I walk around only seeing what is directly in front of me.  An old friend saw me in the tea shop yesterday, and she had to wave me down and say my name loudly to get my attention. I honestly did not see her sitting in close vicinity of me.

I have days where I can fake it very well, when my dear Sabrina can fully come out at work and bring the magic. And then at the end of the day The Black Car is waiting again, and Sabrina has left when she senses that she is no longer needed for work.

The Black Car is a dependable old girl, and she’s always there patiently waiting for the next ride.

Dear Boss, today was different.

I’m just as confused as you are. I know you’re dying to ask how one day I can be the gal with the haunted vacant look, moving robotically in the office, steadily working, but trying to stay hidden from the world. And then, the very next day, I can interrogate someone for an hour and a half, and get a couple of admissions in the process. Trust me, I’m never sure if the magic will show up when I need it. The magic in this case was Sabrina. She’s the calm, cool, collected interrogator that looks like a sweet librarian with her cardigan and pulled up hair, but make no mistake, she is waiting for the target to slip up with his words.

Me? Hell, Sabrina got me into this profession. If it was up to me I would have been a writer in a cave somewhere far away from the populace. Sabrina is handy because she can bring the intensity that’s necessary for this job. She can write, analyze and look for patterns. Oh, yes, and she can argue. But, she’s no diplomat. You would never want to send her to the U.N. That’s where we get into trouble, along with the fact that she has a temper.

I listened to the audio file of the interrogation after it was over, and it still stuns me to not quite recognize myself when I hear my voice. It’s my voice, and it isn’t. It has a self-confidence I do not normally possess. It excites me and terrifies me to hear such quick thinking, yet have little recollection of it.

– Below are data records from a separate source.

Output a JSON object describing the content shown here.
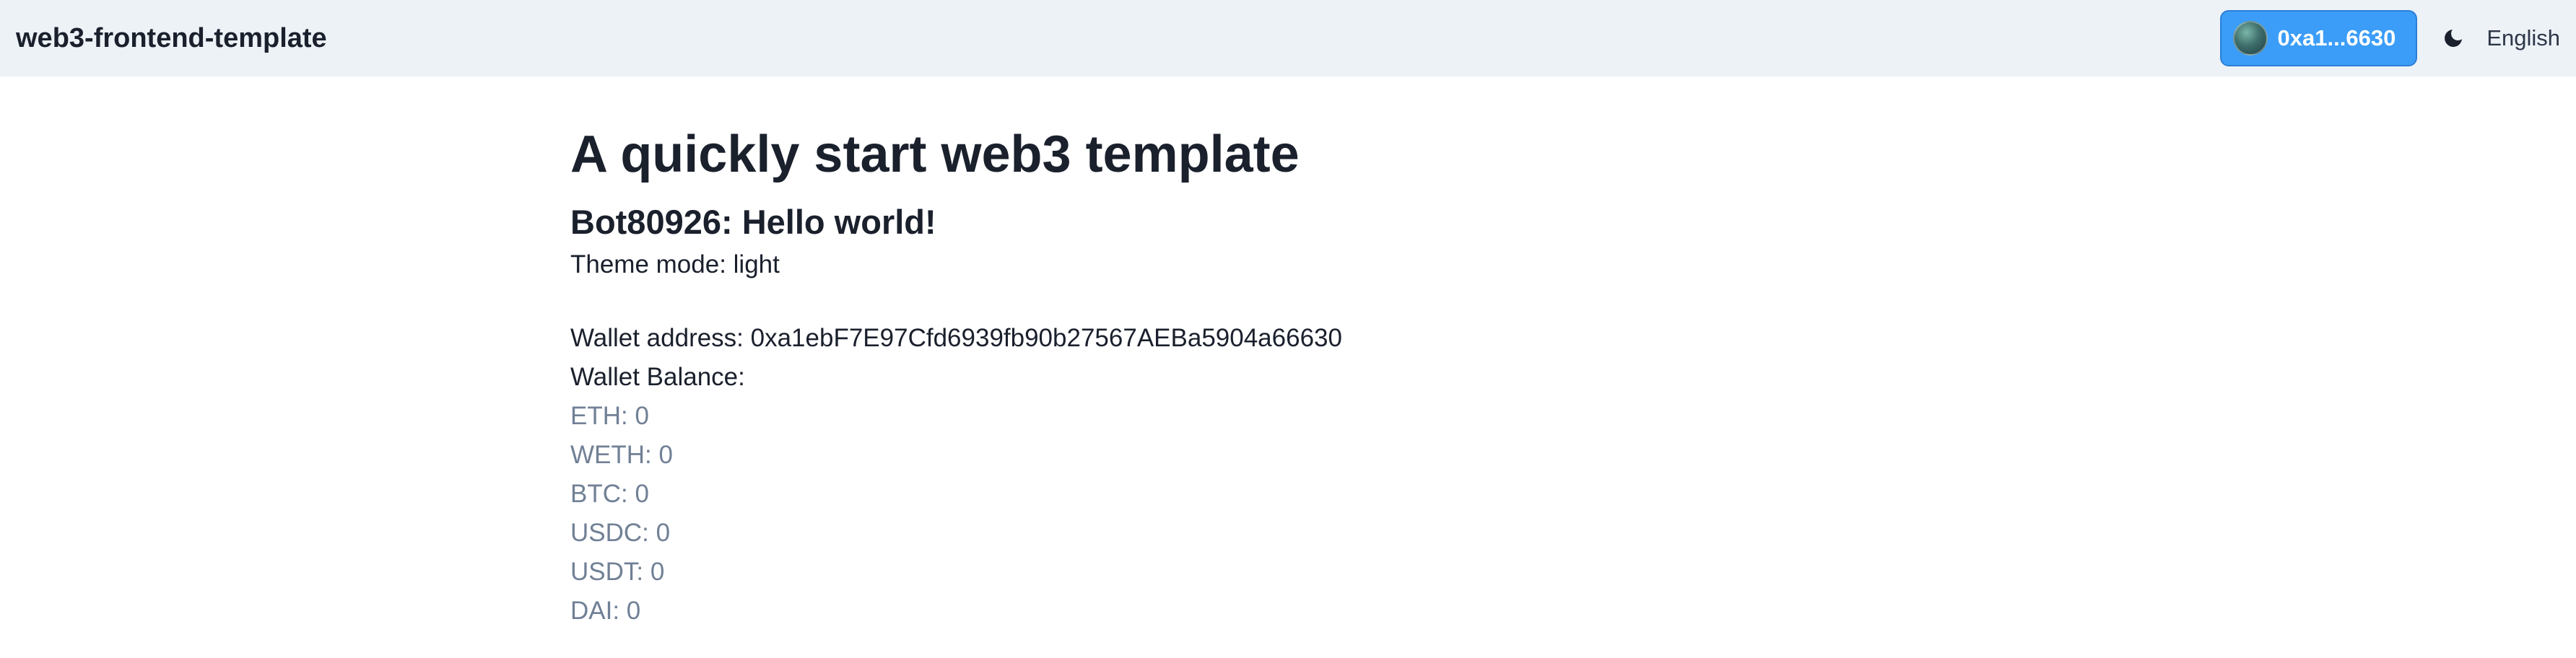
{
  "navbar": {
    "brand": "web3-frontend-template",
    "wallet_button_label": "0xa1...6630",
    "language": "English"
  },
  "main": {
    "title": "A quickly start web3 template",
    "greeting": "Bot80926: Hello world!",
    "theme_mode": "Theme mode: light",
    "wallet_address": "Wallet address: 0xa1ebF7E97Cfd6939fb90b27567AEBa5904a66630",
    "wallet_balance_label": "Wallet Balance:",
    "balances": [
      "ETH: 0",
      "WETH: 0",
      "BTC: 0",
      "USDC: 0",
      "USDT: 0",
      "DAI: 0"
    ]
  },
  "colors": {
    "navbar_bg": "#edf2f7",
    "wallet_button_bg": "#3b9df8",
    "token_text": "#718096"
  },
  "icons": {
    "theme_toggle": "moon-icon",
    "wallet_avatar": "avatar"
  }
}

Unfortunately, once the interesting part of the job is over for the day, Sabrina disappears as well. I wish that weren’t the case, but I don’t seem to have control over that at the moment. I’m left with a moving carousel of parts, which is why you see confusing and differing parts of me. You see uber confident Sabrina during interrogations; vacant, depressed Belle when triggered; at lunch time, Letty jonesing for a sandwich if we’re running late to eat; and me when there’s a heavy writing assignment that allows me to close the door to my office.

I’m sitting in your office chatting with you when one of the gals pops her head in and says that the number 2 guy in the agency wants to speak with me on the phone. Usually, it is not good news to get a phone call from this guy, especially at my level. I’m not exactly one of the big dogs. You and I exchange terrified looks, and we head to my office together. I answer the phone with my heart in my throat, and I hear, “Beatriz, what did you do? The interrogation must have gone well! Did you Perry Mason him? This is great! Good job! He’s spinning out. You must have really hit a nerve.” I couldn’t find my words for a bit, likely because it wasn’t Sabrina on the phone with him. I looked over at you, and smiled. You could tell that it was okay.